For those who haven’t seen it, here’s the video of the discussion between Amy Goodman of Democracy Now, Julian Assange of Wikileaks, and Slovenian philosopher Slavoj Žižek. It took place in London over the weekend and was produced by Frontline Club. The discussion is wide-ranging but one remark that really struck me was Assange observation of the importance of a city’s central square in democratic movements, that it’s the place where the people can witness their own numbers, their own majority in the face of a governments’ insistence that opposition is merely a minority of agitators. I thought of Vancouver’s stubborn avoidance over many decades of building a public square or central gathering place. This was quite deliberate—it is well documented—as a means of preventing large gatherings. Fortunately there exist intangible squares and plazas as well, online perhaps, but Assange’s discussion of the role of city squares in the Arab Spring is instructive.

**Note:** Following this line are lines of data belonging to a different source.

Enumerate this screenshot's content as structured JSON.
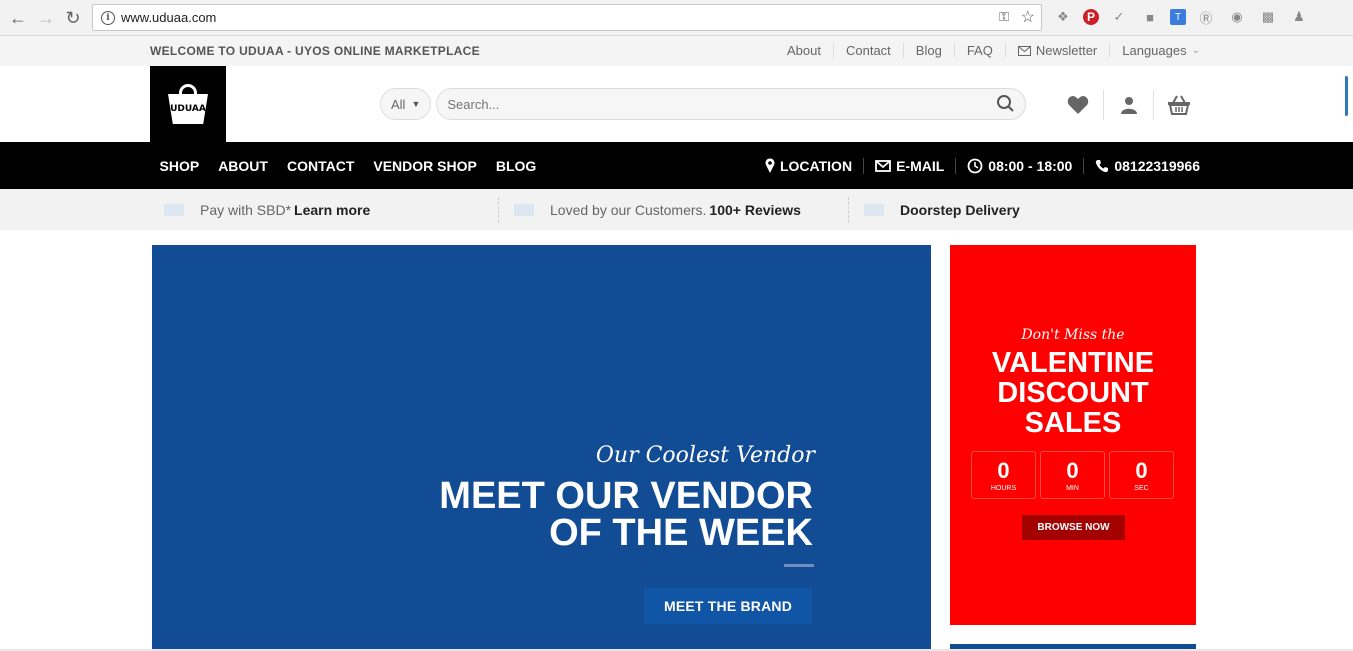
{
  "browser": {
    "url": "www.uduaa.com"
  },
  "topbar": {
    "welcome": "WELCOME TO UDUAA - UYOS ONLINE MARKETPLACE",
    "links": [
      "About",
      "Contact",
      "Blog",
      "FAQ",
      "Newsletter",
      "Languages"
    ]
  },
  "header": {
    "logo_text": "UDUAA",
    "category": "All",
    "search_placeholder": "Search..."
  },
  "nav": {
    "menu": [
      "SHOP",
      "ABOUT",
      "CONTACT",
      "VENDOR SHOP",
      "BLOG"
    ],
    "location": "LOCATION",
    "email": "E-MAIL",
    "hours": "08:00 - 18:00",
    "phone": "08122319966"
  },
  "features": {
    "f1_text": "Pay with SBD*",
    "f1_link": "Learn more",
    "f2_text": "Loved by our Customers.",
    "f2_bold": "100+ Reviews",
    "f3_bold": "Doorstep Delivery"
  },
  "hero": {
    "script": "Our Coolest Vendor",
    "line1": "MEET OUR VENDOR",
    "line2": "OF THE WEEK",
    "cta": "MEET THE BRAND",
    "bg_color": "#124c94"
  },
  "promo": {
    "script": "Don't Miss the",
    "line1": "VALENTINE",
    "line2": "DISCOUNT",
    "line3": "SALES",
    "hours_value": "0",
    "hours_label": "HOURS",
    "min_value": "0",
    "min_label": "MIN",
    "sec_value": "0",
    "sec_label": "SEC",
    "button": "BROWSE NOW",
    "bg_color": "#ff0000"
  }
}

Try to ignore Žižek’s manic fidgeting. He can’t leave his t-shirt alone.
Assange’s greatest hope for the future is “to see a more civilised world and to change the author George Orwell’s dictum that ‘he who controls the present controls the past.’ ” He says “by civilised I mean people collaborating to not do the dumb thing.” Via Frontline Club.
The only YouTube video showing the whole discussion is unfortunately quite lo res. To see the original at Democracy Now but it’s in a looping livestream format so you can’t scroll back and forward, which is frustrating. Let’s hope they embed a scrollable version of the video soon.
Also see this interview, in which when asked who his #1 enemy is (at about 12:00) he answers:
“Our #1 enemy is ignorance. And I believe it’s the #1 enemy of everyone, not understanding what is actually going on in the world. It’s only when you start to understand that you can make effective decisions and effective plans. Now, the question is who is promoting ignorance. Those organizations trying to keep things secret, and those organizations which distort true information to make it false and misrepresentative. In this latter category, it is bad media. It really is my opinion that the media in general are so bad, we have to question whether the world wouldn’t be better off without them altogether. They’re so distortive to how the world actually is, that the result is we see wars and we see corrupt governments continue on. One of the hopeful things that I have discovered is that nearly every war that has started in the past fifty years has been a result of media lies. The media could have stopped it, if they had searched deep enough, if they hadn’t reprinted government propaganda, they could have stopped it. But what does that mean? Well that means is that basically, populations don’t like wars and populations have to be fooled into wars. Populations don’t willingly and with open eyes go into a war. So if you we have a good media environment, then we also have a peaceful environment.”